Boatman Patterson said they have also seen their Conduit Issuance program, which they built up after CalHFA’s internal assessment, grow significantly in recent years.

CalHFA is also considering ways to support the development of workforce housing for residents who earn between 60% and 100% of area median income. Boatman Patterson said they are looking into products to use in conjunction with a property tax exemption to finance market-rate units that serve residents earning 80% or less of AMI.

“We would like to be able to use our FFB Risk Share product as a tool to help acquire a market-rate development and then write it down to affordability levels. One of the things we are looking at is what gap would that take to make that happen. That is one of the things we are very interested in working with [developers] on and getting feedback from [developers] on how to make that happen.”

HCD Prepares Comprehensive Assessment of Housing Landscape in California
“We will be rolling out in July, for the first time since 2001, I believe, a comprehensive assessment of the state of affairs for California,” said Metcalf. “It will underscore the depth and breadth of the affordability challenge.”

This statewide housing plan will include new research that looks to hold jurisdictions more accountable with regard to production relative to what they are planning, according to Metcalf. When Governor Brown announced his revised budget on May 13, he explicitly endorsed this effort. HCD will release a draft of the report in July and hold a series of workshops to engage stakeholders in the revision process.
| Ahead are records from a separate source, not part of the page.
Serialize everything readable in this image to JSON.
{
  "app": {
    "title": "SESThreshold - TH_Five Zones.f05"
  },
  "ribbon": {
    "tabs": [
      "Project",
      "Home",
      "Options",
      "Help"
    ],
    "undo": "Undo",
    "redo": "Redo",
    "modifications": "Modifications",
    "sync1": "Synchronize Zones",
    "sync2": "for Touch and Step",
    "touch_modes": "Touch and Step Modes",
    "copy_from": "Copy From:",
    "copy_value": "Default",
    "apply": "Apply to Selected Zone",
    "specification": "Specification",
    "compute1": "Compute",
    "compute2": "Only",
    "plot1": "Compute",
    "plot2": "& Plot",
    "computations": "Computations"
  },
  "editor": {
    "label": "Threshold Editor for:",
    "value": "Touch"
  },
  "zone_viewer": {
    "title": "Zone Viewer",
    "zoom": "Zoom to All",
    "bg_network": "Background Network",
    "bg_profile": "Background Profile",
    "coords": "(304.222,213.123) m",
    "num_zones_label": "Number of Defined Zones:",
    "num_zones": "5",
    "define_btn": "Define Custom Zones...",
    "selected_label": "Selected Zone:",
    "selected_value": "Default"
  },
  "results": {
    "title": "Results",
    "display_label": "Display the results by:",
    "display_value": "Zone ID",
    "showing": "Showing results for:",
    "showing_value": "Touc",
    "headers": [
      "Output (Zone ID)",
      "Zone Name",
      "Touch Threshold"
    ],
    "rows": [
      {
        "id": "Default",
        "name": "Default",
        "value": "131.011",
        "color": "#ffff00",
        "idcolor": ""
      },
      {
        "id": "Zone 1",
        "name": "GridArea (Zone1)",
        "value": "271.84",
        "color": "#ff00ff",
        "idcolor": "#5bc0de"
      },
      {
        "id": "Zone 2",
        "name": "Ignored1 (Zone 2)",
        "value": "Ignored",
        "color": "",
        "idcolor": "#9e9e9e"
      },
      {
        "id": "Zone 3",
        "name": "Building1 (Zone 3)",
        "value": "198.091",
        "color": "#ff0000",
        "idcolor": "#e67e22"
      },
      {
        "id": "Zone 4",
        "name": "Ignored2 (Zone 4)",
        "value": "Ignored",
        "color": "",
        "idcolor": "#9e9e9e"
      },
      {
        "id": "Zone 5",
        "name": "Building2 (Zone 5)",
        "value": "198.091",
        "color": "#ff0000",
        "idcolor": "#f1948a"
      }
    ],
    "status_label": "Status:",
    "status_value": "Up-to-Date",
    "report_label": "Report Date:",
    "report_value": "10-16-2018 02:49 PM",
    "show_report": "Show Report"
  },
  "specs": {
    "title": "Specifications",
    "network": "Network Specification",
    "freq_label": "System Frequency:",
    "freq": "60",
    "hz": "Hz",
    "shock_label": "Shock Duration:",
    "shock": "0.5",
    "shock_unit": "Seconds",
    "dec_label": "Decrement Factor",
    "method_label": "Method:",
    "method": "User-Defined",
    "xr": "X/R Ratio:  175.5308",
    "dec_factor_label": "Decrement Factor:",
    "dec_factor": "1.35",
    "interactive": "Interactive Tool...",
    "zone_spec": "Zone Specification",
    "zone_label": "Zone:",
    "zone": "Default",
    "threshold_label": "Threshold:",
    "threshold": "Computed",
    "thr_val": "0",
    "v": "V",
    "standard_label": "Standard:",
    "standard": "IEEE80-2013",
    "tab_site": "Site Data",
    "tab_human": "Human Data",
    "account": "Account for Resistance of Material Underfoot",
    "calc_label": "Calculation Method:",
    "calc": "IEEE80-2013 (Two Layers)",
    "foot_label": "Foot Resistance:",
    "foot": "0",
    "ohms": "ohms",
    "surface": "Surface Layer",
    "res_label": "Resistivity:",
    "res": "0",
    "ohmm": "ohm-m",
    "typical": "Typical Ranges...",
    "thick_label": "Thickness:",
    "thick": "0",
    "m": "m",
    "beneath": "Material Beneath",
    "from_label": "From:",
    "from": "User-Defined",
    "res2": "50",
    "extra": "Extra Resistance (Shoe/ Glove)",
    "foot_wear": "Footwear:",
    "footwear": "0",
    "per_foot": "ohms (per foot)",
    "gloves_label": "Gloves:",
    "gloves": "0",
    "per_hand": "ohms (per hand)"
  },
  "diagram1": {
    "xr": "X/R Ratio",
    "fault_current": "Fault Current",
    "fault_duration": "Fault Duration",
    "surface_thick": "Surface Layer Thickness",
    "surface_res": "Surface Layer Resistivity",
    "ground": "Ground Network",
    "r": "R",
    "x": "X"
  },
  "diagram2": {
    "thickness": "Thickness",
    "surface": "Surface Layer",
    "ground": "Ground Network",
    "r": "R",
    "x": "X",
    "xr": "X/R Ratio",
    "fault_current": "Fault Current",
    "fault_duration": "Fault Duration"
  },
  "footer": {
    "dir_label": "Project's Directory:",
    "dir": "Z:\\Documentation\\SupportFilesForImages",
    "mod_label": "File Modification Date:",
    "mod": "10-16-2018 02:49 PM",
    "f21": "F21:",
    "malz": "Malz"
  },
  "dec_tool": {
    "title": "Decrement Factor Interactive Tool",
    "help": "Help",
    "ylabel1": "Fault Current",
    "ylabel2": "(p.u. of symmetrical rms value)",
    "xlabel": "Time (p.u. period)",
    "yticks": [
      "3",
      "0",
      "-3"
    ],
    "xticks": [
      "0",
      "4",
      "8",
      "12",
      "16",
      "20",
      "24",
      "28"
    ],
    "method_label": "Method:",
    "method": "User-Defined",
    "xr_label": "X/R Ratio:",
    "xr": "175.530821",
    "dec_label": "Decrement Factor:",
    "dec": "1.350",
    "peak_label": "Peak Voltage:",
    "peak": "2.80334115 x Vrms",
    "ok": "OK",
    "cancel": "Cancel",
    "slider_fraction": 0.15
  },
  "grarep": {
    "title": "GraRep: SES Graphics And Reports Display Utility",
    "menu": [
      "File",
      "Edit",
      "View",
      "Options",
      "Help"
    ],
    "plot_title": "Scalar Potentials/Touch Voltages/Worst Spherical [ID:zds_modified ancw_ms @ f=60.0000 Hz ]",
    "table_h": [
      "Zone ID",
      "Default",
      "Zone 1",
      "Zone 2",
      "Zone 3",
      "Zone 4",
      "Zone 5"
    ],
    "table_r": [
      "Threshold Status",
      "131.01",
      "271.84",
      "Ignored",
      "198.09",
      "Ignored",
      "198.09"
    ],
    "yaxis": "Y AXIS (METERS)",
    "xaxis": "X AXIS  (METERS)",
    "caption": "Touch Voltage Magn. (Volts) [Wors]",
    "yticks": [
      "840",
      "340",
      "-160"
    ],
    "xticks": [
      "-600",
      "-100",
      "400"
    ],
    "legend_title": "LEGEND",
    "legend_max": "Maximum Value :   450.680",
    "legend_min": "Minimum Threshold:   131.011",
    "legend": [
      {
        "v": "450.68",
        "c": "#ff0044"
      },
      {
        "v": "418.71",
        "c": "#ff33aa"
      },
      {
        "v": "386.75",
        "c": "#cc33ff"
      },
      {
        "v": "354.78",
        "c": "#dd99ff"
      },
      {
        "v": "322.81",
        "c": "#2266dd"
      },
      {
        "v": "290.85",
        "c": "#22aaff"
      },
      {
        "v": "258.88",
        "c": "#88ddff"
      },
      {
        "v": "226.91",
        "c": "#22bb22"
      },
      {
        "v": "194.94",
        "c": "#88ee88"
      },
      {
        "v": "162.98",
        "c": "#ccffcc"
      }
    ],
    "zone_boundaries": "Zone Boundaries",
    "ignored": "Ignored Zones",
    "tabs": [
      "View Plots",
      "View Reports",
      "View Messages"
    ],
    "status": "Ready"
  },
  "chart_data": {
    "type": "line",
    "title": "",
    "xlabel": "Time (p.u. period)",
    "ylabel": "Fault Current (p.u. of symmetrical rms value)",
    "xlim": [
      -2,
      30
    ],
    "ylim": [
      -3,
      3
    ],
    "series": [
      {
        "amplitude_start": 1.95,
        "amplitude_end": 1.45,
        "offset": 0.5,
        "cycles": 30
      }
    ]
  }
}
Thom joined National Housing & Rehabilitation Association (NH&RA) in 2004 and currently serves as its as Executive Vice-President and Executive Director. NH&RA is a national trade association and peer-network for affordable housing and tax credit developers and related professionals including: investors, lenders, public agencies and professional advisers. Thom directs the association’s day-to-day operations including legislative and regulatory advocacy, committee activities, conferences and events, publications, financial management and strategic planning. Thom also serves as the Executive Director of the Tennessee Developers Council, a state-wide trade association for affordable housing developers and professionals active in Tennessee. In 2013 he spearheaded the launch of NH&RA's Preservation through Energy Efficiency Project, a major educational initiative supported by the John D. and Catherine T. MacArthur Foundation. Thom also serves on the Board of Directors for International Center for Appropriate & Sustainable Technology (iCAST) as well as the Advisory Board for its ResourceSmart program, a turn-key, cost-effective, green rehab provider for multifamily affordable and market-rate housing communities and nonprofit facilities. Thom is a frequent speaker at affordable housing, sustainable development and tax credit industry events and has been published in a variety of industry journals including Tax Credit Advisor, Independent Banker, and the Novogradac Journal of Tax Credit Housing. Thom also serves as the Associate Publisher of Tax Credit Advisor, a monthly magazine for tax credit and affordable housing professionals and is an Executive Vice-President at Dworbell Inc., a boutique association management and communications firm in Washington, DC. Thom was previously employed at a national lobbying firm focusing on financial services and technology issues. Prior to moving to Washington, Thom worked in media relations in the New York State Assembly and as a research assistant for New Hampshire Governor Jeanne Shaheen. Thom graduated Magna Cum Laude from Tufts University with a double major in Political Science and History.